Word for word, copy all the data and drop the pictures.

━━━ DATASET RECORDS ━━━

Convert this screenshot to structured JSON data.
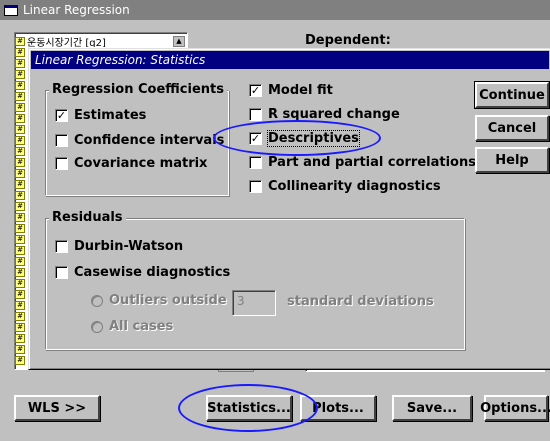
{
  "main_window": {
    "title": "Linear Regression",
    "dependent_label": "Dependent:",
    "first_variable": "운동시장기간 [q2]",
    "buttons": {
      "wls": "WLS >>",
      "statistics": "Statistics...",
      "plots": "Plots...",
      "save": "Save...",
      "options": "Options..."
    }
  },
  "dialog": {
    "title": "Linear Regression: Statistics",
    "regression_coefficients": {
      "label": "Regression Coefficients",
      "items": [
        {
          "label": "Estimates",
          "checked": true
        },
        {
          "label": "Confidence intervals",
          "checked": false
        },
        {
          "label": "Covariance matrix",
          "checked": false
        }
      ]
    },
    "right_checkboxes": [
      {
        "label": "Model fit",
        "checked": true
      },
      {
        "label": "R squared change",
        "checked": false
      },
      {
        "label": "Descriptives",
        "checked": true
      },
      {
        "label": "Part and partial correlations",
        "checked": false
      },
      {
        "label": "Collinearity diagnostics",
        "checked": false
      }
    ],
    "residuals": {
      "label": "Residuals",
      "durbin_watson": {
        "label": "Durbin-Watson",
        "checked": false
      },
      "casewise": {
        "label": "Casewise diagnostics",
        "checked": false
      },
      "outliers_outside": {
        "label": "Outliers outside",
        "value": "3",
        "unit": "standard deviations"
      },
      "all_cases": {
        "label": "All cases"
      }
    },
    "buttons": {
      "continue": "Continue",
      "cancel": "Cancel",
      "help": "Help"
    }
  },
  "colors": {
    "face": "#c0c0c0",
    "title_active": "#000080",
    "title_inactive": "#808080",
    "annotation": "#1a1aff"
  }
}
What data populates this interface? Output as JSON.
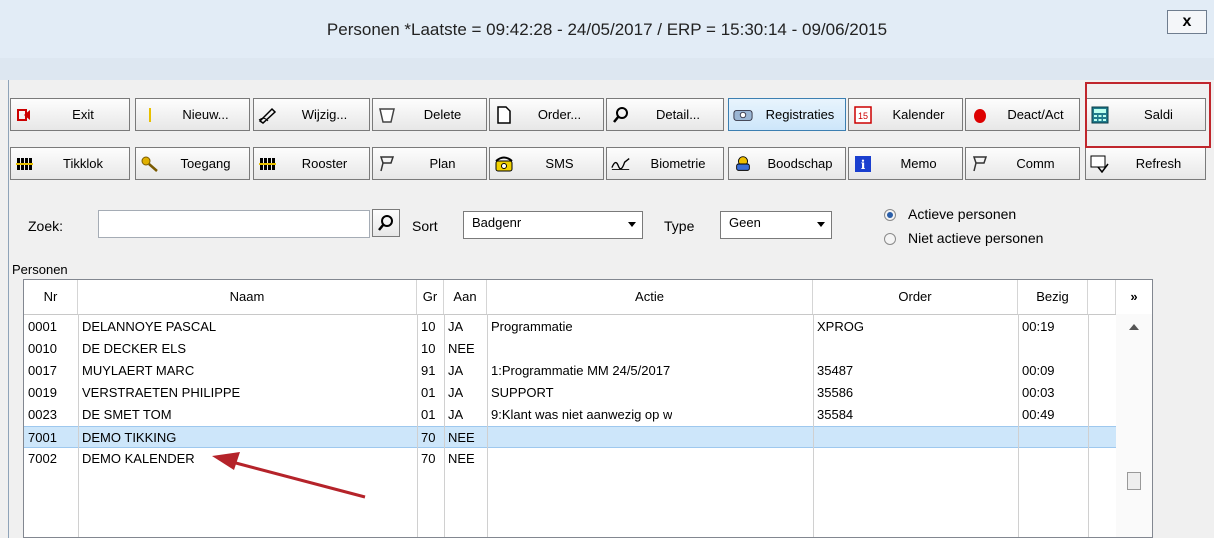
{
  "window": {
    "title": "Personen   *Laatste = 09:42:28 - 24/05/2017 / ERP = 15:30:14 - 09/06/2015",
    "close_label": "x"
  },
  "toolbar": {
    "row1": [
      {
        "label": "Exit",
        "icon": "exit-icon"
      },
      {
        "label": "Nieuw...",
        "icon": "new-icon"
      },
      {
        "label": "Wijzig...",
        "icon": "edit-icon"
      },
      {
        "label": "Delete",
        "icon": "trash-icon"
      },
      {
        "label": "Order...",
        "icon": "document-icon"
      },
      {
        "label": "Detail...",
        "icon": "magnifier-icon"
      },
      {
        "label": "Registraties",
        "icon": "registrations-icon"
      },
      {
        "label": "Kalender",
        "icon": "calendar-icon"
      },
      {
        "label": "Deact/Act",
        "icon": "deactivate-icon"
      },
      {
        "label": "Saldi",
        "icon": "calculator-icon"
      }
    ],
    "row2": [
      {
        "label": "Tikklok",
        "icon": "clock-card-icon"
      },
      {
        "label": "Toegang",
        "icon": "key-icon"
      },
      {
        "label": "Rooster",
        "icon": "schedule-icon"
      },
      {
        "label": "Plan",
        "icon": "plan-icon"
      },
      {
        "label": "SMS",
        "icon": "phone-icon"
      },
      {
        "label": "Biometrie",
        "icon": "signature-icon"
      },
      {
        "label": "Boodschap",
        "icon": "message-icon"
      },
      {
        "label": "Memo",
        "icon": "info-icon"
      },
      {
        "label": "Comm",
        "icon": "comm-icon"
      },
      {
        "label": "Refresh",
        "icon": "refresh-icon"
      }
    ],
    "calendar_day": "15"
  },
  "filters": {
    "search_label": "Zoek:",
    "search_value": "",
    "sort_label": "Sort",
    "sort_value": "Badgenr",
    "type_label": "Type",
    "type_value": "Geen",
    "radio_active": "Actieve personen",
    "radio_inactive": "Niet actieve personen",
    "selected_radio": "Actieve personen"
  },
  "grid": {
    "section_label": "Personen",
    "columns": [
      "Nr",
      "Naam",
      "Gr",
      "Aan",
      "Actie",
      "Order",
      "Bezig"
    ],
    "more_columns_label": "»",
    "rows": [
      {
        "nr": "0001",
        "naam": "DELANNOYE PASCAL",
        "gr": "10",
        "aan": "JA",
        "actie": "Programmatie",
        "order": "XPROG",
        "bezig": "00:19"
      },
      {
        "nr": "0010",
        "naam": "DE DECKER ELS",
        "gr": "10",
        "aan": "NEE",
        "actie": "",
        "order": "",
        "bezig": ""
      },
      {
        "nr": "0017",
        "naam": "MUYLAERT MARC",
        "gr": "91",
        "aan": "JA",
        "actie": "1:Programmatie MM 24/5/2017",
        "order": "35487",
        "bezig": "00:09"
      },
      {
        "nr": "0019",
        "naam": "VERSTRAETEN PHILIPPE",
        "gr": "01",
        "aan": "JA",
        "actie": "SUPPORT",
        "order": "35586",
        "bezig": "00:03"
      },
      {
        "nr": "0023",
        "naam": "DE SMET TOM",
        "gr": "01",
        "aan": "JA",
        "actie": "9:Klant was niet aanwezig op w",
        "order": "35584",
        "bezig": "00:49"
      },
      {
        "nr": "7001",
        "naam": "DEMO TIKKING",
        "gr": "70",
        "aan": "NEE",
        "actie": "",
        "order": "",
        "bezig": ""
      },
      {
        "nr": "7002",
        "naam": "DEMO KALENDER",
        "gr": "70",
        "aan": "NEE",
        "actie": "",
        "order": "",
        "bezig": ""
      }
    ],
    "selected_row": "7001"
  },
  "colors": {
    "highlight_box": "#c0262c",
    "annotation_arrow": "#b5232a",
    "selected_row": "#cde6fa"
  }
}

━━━

**EXERCISE RESPONSE:**
Convert this screenshot to structured JSON data.
{
  "main_window": {
    "title": "Linear Regression",
    "dependent_label": "Dependent:",
    "first_variable": "운동시장기간 [q2]",
    "buttons": {
      "wls": "WLS >>",
      "statistics": "Statistics...",
      "plots": "Plots...",
      "save": "Save...",
      "options": "Options..."
    }
  },
  "dialog": {
    "title": "Linear Regression: Statistics",
    "regression_coefficients": {
      "label": "Regression Coefficients",
      "items": [
        {
          "label": "Estimates",
          "checked": true
        },
        {
          "label": "Confidence intervals",
          "checked": false
        },
        {
          "label": "Covariance matrix",
          "checked": false
        }
      ]
    },
    "right_checkboxes": [
      {
        "label": "Model fit",
        "checked": true
      },
      {
        "label": "R squared change",
        "checked": false
      },
      {
        "label": "Descriptives",
        "checked": true
      },
      {
        "label": "Part and partial correlations",
        "checked": false
      },
      {
        "label": "Collinearity diagnostics",
        "checked": false
      }
    ],
    "residuals": {
      "label": "Residuals",
      "durbin_watson": {
        "label": "Durbin-Watson",
        "checked": false
      },
      "casewise": {
        "label": "Casewise diagnostics",
        "checked": false
      },
      "outliers_outside": {
        "label": "Outliers outside",
        "value": "3",
        "unit": "standard deviations"
      },
      "all_cases": {
        "label": "All cases"
      }
    },
    "buttons": {
      "continue": "Continue",
      "cancel": "Cancel",
      "help": "Help"
    }
  },
  "colors": {
    "face": "#c0c0c0",
    "title_active": "#000080",
    "title_inactive": "#808080",
    "annotation": "#1a1aff"
  }
}
What data populates this interface? Output as JSON.
{
  "window": {
    "title": "Personen   *Laatste = 09:42:28 - 24/05/2017 / ERP = 15:30:14 - 09/06/2015",
    "close_label": "x"
  },
  "toolbar": {
    "row1": [
      {
        "label": "Exit",
        "icon": "exit-icon"
      },
      {
        "label": "Nieuw...",
        "icon": "new-icon"
      },
      {
        "label": "Wijzig...",
        "icon": "edit-icon"
      },
      {
        "label": "Delete",
        "icon": "trash-icon"
      },
      {
        "label": "Order...",
        "icon": "document-icon"
      },
      {
        "label": "Detail...",
        "icon": "magnifier-icon"
      },
      {
        "label": "Registraties",
        "icon": "registrations-icon"
      },
      {
        "label": "Kalender",
        "icon": "calendar-icon"
      },
      {
        "label": "Deact/Act",
        "icon": "deactivate-icon"
      },
      {
        "label": "Saldi",
        "icon": "calculator-icon"
      }
    ],
    "row2": [
      {
        "label": "Tikklok",
        "icon": "clock-card-icon"
      },
      {
        "label": "Toegang",
        "icon": "key-icon"
      },
      {
        "label": "Rooster",
        "icon": "schedule-icon"
      },
      {
        "label": "Plan",
        "icon": "plan-icon"
      },
      {
        "label": "SMS",
        "icon": "phone-icon"
      },
      {
        "label": "Biometrie",
        "icon": "signature-icon"
      },
      {
        "label": "Boodschap",
        "icon": "message-icon"
      },
      {
        "label": "Memo",
        "icon": "info-icon"
      },
      {
        "label": "Comm",
        "icon": "comm-icon"
      },
      {
        "label": "Refresh",
        "icon": "refresh-icon"
      }
    ],
    "calendar_day": "15"
  },
  "filters": {
    "search_label": "Zoek:",
    "search_value": "",
    "sort_label": "Sort",
    "sort_value": "Badgenr",
    "type_label": "Type",
    "type_value": "Geen",
    "radio_active": "Actieve personen",
    "radio_inactive": "Niet actieve personen",
    "selected_radio": "Actieve personen"
  },
  "grid": {
    "section_label": "Personen",
    "columns": [
      "Nr",
      "Naam",
      "Gr",
      "Aan",
      "Actie",
      "Order",
      "Bezig"
    ],
    "more_columns_label": "»",
    "rows": [
      {
        "nr": "0001",
        "naam": "DELANNOYE PASCAL",
        "gr": "10",
        "aan": "JA",
        "actie": "Programmatie",
        "order": "XPROG",
        "bezig": "00:19"
      },
      {
        "nr": "0010",
        "naam": "DE DECKER ELS",
        "gr": "10",
        "aan": "NEE",
        "actie": "",
        "order": "",
        "bezig": ""
      },
      {
        "nr": "0017",
        "naam": "MUYLAERT MARC",
        "gr": "91",
        "aan": "JA",
        "actie": "1:Programmatie MM 24/5/2017",
        "order": "35487",
        "bezig": "00:09"
      },
      {
        "nr": "0019",
        "naam": "VERSTRAETEN PHILIPPE",
        "gr": "01",
        "aan": "JA",
        "actie": "SUPPORT",
        "order": "35586",
        "bezig": "00:03"
      },
      {
        "nr": "0023",
        "naam": "DE SMET TOM",
        "gr": "01",
        "aan": "JA",
        "actie": "9:Klant was niet aanwezig op w",
        "order": "35584",
        "bezig": "00:49"
      },
      {
        "nr": "7001",
        "naam": "DEMO TIKKING",
        "gr": "70",
        "aan": "NEE",
        "actie": "",
        "order": "",
        "bezig": ""
      },
      {
        "nr": "7002",
        "naam": "DEMO KALENDER",
        "gr": "70",
        "aan": "NEE",
        "actie": "",
        "order": "",
        "bezig": ""
      }
    ],
    "selected_row": "7001"
  },
  "colors": {
    "highlight_box": "#c0262c",
    "annotation_arrow": "#b5232a",
    "selected_row": "#cde6fa"
  }
}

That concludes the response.